RECORDS FOR PROCESSING
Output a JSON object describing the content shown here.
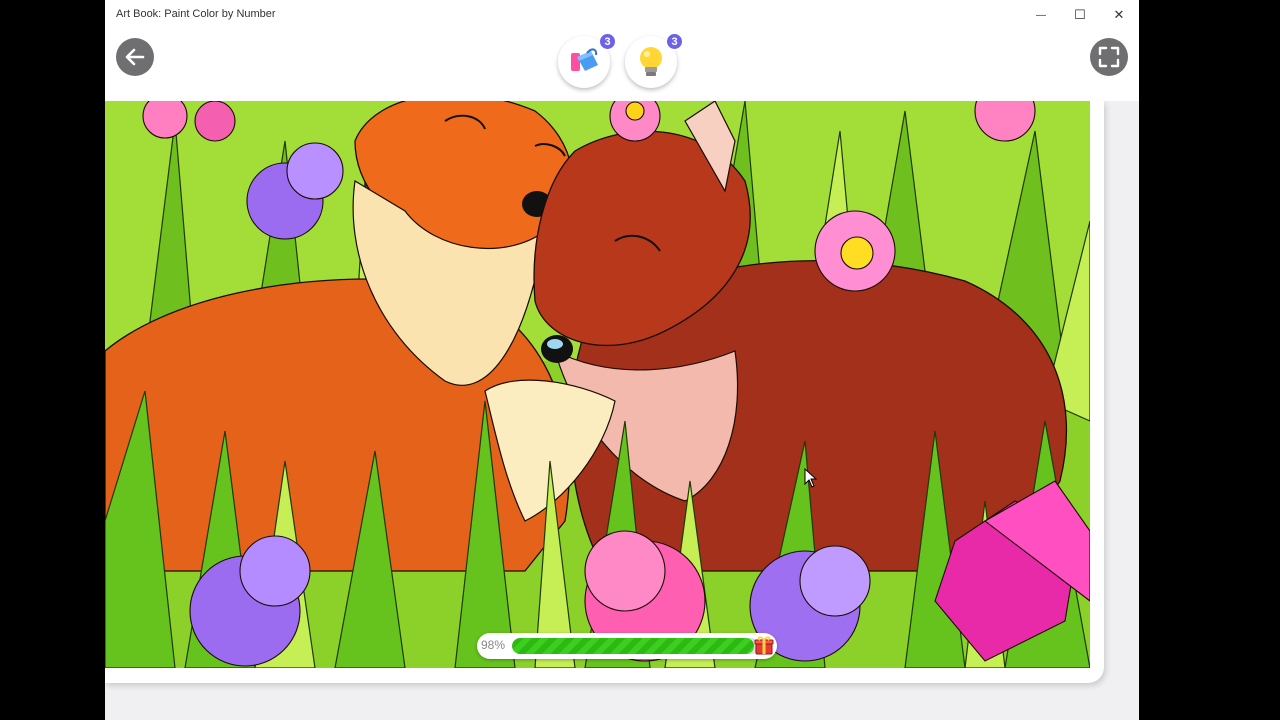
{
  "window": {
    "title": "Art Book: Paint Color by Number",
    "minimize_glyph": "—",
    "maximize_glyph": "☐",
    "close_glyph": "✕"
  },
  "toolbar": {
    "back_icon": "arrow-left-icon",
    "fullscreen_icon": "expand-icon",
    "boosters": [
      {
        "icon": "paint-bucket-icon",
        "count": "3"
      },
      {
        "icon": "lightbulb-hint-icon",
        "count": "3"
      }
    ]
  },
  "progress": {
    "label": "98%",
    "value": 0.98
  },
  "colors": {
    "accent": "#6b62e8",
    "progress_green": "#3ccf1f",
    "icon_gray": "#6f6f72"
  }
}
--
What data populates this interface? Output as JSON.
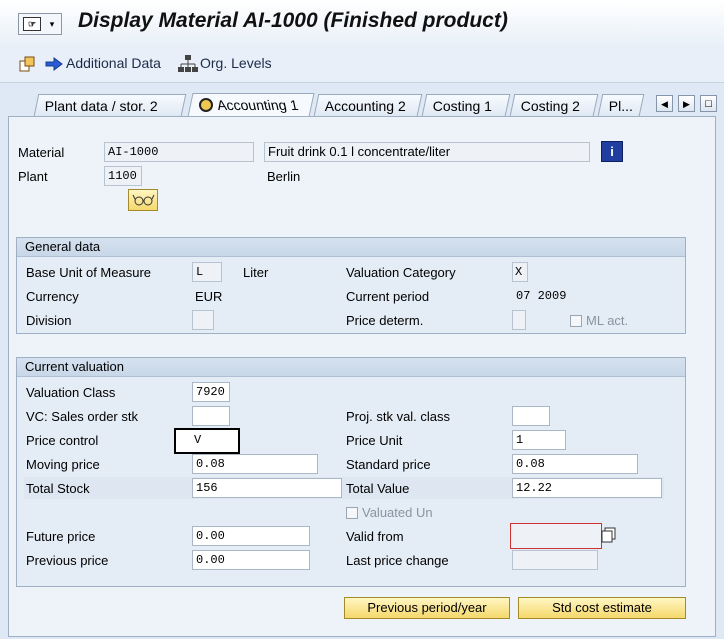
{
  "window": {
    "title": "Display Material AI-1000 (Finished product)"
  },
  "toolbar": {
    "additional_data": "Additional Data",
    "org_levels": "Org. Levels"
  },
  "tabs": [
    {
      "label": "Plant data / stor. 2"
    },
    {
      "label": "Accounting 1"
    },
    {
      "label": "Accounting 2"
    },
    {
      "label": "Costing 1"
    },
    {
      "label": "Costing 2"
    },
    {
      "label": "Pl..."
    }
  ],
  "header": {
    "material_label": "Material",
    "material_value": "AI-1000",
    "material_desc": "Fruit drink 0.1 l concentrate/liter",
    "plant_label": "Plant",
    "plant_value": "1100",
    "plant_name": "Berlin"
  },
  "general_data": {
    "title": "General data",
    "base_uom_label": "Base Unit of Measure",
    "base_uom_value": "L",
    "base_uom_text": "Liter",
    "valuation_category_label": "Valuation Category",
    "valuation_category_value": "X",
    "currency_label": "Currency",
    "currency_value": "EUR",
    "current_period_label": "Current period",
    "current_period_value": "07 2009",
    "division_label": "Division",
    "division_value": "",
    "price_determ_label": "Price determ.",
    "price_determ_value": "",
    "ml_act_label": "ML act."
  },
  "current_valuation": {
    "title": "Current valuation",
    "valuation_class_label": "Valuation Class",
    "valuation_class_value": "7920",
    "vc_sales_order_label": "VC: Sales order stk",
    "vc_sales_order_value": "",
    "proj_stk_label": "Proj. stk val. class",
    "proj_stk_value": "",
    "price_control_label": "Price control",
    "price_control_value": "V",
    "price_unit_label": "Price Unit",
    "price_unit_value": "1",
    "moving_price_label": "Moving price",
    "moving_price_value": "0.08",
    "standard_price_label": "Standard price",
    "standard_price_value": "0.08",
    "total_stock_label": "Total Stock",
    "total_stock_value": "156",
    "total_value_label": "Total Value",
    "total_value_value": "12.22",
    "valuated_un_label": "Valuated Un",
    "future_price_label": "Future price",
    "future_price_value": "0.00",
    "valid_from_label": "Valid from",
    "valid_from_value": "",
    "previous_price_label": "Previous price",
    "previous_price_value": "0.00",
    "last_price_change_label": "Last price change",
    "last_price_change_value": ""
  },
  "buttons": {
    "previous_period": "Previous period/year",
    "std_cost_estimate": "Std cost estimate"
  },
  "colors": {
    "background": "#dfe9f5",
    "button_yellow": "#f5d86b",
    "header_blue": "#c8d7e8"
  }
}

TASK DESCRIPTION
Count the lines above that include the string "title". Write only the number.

EXERCISE RESULT
4